● **Task instructions**
From the entries, copy every line that carries the string "JSON".

[Web page and app entries]
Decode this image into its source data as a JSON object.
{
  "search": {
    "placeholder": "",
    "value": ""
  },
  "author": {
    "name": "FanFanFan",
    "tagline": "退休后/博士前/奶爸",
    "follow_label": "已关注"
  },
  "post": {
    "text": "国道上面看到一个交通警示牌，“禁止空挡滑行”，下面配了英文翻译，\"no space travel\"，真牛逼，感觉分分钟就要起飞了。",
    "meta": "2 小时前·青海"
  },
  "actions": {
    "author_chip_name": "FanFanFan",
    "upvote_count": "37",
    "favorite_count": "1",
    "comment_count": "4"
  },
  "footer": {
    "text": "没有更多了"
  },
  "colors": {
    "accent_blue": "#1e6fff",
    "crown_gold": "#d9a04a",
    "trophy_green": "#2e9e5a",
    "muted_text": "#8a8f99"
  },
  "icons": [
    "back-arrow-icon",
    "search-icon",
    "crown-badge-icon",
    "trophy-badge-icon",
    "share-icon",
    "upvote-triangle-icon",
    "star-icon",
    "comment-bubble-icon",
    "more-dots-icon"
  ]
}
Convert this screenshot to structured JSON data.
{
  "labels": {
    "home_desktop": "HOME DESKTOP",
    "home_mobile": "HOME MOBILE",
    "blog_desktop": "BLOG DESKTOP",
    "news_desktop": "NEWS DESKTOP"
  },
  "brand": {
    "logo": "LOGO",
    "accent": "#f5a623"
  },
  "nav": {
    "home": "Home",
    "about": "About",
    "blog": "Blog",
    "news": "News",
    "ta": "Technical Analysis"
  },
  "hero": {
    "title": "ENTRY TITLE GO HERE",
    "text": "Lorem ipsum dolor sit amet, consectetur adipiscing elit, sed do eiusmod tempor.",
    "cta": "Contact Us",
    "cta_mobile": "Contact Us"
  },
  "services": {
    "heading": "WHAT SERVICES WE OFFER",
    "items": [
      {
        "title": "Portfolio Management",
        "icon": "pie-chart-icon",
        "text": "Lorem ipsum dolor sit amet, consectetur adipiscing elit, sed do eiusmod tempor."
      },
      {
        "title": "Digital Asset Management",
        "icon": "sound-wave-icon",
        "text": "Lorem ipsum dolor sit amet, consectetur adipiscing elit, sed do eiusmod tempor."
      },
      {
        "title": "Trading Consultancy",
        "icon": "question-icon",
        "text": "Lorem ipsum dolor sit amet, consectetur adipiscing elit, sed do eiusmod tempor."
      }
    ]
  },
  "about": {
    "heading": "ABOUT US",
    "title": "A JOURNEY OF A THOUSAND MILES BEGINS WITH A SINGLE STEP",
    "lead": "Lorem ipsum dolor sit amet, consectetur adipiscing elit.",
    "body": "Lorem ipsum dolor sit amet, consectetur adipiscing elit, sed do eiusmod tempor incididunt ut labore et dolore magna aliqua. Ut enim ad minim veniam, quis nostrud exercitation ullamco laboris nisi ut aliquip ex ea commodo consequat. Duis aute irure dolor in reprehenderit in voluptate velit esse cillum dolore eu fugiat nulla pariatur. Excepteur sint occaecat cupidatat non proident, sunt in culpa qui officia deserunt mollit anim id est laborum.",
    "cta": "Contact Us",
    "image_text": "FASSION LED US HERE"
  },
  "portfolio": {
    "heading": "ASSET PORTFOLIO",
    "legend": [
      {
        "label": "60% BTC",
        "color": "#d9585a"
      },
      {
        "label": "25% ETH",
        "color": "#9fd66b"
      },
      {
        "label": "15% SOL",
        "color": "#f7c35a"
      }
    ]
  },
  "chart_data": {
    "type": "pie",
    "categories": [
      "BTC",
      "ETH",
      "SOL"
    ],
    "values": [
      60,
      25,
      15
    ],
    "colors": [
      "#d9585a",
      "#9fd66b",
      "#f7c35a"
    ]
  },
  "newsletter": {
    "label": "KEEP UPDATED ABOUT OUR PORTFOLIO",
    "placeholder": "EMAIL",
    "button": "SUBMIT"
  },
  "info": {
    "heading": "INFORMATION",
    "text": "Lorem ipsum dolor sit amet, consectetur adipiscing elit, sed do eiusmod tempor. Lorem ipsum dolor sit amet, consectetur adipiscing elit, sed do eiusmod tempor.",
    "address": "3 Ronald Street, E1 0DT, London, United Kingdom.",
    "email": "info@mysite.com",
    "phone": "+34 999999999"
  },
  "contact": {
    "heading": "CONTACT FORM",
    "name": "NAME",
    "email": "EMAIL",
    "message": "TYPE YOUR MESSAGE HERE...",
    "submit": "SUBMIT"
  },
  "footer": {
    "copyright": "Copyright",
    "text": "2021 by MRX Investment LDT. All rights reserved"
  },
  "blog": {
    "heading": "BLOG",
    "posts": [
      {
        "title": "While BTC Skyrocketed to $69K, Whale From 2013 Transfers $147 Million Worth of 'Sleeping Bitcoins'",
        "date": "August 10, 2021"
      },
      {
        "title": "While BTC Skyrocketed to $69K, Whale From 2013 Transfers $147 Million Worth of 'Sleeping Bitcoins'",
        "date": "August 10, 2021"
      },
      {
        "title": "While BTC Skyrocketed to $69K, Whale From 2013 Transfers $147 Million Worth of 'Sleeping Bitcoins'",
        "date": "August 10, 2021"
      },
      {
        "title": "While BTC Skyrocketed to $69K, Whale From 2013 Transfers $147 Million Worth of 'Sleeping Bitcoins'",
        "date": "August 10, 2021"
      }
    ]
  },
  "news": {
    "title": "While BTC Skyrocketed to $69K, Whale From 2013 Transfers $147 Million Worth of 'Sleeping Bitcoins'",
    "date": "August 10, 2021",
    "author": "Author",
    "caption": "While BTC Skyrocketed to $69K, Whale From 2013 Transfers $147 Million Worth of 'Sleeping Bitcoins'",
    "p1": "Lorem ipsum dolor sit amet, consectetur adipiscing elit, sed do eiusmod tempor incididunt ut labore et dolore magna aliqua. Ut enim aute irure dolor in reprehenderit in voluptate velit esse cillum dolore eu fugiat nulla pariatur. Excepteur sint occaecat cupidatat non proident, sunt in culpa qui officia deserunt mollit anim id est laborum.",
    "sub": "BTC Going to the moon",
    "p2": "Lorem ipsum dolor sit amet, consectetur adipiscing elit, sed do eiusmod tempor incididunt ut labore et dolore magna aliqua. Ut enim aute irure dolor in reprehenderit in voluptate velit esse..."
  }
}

● **Response to this exercise**
Decode this image into its source data as a JSON object.
Convert this screenshot to structured JSON data.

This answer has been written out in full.